A market for ideas Oct 20th 2005 From The Economist print edition
The granting [of] patents ‘inflames cupidity', excites fraud, stimulates men to run after schemes that may enable them to levy a tax on the public, begets disputes and quarrels betwixt inventors, provokes endless lawsuits...The principle of the law from which such consequences flow cannot be just.
The Economist may have put it rather strongly in 1851, but its disapproval of patents represented conventional wisdom at the time. A century earlier, Adam Smith had described them as necessary evils, to be handed out sparingly, and many other economists have since echoed his reservations. Patents amount to temporary monopolies on useful new inventions. …
Now you can read through those great anti patent editorials without even going to an archive or library.
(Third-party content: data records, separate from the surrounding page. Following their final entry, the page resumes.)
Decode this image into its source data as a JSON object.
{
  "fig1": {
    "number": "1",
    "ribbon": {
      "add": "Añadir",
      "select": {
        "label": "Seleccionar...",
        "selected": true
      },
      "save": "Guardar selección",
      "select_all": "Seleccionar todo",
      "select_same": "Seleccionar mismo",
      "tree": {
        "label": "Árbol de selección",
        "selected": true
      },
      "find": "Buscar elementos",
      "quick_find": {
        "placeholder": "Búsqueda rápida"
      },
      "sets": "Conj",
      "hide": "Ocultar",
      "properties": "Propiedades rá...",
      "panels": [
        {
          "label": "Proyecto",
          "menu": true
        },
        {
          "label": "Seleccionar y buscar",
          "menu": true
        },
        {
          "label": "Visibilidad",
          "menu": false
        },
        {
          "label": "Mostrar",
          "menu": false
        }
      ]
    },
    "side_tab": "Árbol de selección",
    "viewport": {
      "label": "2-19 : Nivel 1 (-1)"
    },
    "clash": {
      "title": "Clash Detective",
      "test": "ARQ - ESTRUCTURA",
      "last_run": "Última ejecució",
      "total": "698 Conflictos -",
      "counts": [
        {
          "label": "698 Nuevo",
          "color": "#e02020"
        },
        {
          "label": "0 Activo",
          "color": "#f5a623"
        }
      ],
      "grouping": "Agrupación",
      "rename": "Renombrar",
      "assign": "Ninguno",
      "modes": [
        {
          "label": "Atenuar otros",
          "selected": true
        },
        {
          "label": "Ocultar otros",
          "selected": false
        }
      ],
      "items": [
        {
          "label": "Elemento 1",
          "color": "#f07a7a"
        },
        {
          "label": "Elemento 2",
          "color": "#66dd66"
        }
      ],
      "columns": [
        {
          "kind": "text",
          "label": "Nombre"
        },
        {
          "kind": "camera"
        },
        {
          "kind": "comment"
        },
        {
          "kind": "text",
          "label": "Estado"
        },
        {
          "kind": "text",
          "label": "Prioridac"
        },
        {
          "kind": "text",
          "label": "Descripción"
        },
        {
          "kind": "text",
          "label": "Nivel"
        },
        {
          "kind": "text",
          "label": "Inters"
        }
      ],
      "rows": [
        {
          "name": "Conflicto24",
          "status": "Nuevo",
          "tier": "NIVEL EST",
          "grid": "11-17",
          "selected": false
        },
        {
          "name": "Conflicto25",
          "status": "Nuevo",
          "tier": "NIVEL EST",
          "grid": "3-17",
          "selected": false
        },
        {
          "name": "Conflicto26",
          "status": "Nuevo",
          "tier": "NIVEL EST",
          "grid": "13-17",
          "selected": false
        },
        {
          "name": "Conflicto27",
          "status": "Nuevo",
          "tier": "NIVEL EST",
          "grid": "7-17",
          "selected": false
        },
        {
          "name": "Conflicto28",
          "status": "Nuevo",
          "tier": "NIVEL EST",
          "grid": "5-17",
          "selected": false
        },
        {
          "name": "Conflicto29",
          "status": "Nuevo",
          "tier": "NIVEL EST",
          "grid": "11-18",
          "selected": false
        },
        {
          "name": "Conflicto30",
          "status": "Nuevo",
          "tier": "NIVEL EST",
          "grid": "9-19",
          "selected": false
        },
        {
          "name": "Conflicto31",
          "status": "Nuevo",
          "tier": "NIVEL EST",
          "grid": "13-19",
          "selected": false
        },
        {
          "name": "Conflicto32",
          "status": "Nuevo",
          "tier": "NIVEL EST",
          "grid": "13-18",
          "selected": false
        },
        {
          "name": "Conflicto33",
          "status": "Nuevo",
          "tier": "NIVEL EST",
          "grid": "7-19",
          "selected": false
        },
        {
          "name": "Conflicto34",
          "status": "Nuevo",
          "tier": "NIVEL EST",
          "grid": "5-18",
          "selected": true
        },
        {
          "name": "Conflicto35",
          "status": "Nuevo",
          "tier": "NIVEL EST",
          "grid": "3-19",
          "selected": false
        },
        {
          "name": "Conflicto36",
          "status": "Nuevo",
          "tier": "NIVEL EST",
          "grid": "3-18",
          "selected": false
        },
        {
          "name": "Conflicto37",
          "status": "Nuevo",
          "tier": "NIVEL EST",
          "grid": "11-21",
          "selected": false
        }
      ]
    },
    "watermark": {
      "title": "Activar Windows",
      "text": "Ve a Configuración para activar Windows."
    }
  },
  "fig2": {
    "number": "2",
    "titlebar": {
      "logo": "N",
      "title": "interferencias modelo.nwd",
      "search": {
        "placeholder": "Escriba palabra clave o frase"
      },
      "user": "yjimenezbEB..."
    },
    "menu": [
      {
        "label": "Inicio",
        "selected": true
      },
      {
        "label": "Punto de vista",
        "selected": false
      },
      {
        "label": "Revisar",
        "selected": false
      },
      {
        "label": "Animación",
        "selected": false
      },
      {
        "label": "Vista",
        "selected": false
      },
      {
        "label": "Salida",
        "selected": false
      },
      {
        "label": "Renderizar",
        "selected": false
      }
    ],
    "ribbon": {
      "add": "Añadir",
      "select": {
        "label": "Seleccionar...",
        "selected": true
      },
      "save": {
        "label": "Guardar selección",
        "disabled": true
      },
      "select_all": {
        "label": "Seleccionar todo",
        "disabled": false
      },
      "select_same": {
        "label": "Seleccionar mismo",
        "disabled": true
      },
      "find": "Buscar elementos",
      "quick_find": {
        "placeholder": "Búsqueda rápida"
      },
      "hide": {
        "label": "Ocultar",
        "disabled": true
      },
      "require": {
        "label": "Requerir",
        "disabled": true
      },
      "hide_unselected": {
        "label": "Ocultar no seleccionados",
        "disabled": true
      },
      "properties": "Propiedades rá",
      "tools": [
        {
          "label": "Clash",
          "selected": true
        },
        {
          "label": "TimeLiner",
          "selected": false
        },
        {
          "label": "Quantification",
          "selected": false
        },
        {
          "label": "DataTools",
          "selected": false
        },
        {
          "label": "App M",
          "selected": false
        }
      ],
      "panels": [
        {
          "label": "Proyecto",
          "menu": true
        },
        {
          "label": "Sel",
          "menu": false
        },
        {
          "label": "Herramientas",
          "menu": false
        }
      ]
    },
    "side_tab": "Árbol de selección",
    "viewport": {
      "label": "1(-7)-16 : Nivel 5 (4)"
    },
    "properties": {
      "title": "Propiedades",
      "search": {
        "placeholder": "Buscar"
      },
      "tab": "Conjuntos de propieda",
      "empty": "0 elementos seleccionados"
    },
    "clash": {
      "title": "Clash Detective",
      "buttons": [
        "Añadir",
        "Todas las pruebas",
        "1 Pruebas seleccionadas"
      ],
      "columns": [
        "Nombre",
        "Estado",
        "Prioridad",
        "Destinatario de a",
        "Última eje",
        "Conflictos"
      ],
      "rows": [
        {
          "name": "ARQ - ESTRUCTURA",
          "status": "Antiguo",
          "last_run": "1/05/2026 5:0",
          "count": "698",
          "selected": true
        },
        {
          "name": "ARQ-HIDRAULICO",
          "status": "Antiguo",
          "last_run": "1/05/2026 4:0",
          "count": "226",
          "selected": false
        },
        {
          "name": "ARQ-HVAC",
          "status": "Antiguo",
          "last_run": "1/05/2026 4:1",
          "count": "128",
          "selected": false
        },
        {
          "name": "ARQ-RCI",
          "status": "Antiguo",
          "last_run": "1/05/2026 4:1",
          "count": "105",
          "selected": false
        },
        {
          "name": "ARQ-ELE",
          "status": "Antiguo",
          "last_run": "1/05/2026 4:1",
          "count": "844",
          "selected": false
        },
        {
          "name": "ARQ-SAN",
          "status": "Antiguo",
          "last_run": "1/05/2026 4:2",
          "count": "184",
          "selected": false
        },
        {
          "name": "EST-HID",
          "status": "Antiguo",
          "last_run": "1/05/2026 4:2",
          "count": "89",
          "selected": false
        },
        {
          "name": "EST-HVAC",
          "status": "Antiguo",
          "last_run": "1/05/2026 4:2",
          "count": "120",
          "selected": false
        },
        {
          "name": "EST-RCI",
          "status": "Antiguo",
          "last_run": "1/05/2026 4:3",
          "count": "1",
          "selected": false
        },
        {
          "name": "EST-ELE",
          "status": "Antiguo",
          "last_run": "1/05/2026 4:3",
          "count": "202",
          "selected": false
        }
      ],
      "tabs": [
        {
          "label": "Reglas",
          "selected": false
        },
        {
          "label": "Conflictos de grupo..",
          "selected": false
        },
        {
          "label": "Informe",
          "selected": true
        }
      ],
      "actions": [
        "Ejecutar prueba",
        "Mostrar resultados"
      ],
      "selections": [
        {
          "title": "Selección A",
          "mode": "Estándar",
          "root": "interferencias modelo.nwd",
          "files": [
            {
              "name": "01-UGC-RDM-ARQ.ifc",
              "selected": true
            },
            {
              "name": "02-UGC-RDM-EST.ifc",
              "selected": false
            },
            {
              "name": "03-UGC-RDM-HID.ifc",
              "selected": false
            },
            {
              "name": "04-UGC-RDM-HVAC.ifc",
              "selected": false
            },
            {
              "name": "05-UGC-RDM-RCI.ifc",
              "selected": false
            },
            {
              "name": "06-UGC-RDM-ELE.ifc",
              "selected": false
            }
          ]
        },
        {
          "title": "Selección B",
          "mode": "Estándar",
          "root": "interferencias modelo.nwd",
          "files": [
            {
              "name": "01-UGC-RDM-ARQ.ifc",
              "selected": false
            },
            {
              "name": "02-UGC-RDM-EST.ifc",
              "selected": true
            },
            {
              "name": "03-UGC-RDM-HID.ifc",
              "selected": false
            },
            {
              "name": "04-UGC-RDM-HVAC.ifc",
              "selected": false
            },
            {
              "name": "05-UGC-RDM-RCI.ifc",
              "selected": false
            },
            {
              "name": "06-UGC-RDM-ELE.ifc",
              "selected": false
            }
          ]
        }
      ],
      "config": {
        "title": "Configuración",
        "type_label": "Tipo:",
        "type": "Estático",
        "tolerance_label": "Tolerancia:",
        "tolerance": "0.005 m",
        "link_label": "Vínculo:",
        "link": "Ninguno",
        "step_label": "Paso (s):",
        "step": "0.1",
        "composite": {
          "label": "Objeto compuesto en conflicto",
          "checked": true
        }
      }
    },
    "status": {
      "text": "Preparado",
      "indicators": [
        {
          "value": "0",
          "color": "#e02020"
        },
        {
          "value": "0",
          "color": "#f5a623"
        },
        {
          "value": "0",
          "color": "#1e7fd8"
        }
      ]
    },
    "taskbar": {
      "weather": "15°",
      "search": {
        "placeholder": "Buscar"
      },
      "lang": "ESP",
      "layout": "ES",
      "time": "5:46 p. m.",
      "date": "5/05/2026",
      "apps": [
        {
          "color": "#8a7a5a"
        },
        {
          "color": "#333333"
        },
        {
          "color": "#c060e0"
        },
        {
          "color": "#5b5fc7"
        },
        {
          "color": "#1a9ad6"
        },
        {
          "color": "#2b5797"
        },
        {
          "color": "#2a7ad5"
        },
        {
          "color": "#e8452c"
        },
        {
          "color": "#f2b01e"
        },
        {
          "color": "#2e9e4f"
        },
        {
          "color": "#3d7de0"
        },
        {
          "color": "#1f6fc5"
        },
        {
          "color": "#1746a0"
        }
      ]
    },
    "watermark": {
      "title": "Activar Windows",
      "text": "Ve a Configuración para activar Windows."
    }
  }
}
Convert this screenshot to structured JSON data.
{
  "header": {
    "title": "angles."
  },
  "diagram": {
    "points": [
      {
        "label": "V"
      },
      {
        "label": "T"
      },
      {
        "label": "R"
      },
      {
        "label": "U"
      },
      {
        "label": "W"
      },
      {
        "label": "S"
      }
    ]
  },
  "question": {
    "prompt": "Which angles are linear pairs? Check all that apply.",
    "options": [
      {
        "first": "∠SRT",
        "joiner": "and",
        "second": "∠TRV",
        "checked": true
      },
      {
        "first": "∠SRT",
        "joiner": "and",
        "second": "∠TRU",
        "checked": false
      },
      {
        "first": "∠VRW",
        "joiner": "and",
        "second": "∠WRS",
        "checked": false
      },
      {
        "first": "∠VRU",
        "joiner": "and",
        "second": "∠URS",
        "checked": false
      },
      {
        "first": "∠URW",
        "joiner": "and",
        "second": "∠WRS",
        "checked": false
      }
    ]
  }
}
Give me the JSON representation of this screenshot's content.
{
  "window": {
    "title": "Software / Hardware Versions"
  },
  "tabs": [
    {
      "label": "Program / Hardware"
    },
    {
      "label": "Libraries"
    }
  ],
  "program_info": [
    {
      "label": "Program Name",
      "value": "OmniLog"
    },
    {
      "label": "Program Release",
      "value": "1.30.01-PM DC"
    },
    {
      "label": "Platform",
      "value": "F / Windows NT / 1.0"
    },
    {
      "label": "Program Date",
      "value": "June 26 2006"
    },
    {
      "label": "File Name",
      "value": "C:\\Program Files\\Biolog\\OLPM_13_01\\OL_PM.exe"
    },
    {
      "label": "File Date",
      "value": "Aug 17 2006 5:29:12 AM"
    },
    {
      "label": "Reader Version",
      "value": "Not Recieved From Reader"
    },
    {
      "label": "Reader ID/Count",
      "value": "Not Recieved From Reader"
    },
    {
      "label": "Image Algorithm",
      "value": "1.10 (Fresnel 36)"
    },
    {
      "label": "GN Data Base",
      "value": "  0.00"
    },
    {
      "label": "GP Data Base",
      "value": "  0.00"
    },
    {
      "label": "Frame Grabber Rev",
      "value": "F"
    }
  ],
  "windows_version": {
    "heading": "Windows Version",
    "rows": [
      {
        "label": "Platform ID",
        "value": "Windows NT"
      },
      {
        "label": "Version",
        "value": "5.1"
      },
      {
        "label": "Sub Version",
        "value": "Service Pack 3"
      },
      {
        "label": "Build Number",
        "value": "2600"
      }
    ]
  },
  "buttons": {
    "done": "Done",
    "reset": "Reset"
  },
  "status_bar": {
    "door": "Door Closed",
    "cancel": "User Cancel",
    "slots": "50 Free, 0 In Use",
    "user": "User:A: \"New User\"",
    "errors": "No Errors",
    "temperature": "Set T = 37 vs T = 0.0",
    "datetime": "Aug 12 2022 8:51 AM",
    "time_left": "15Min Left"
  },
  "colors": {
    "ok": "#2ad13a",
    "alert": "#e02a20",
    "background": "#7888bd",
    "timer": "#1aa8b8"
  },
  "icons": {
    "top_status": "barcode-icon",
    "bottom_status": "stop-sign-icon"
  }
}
The entire run of The Economist is now online and searchable here .
Thanks to Mark Brady for the pointer.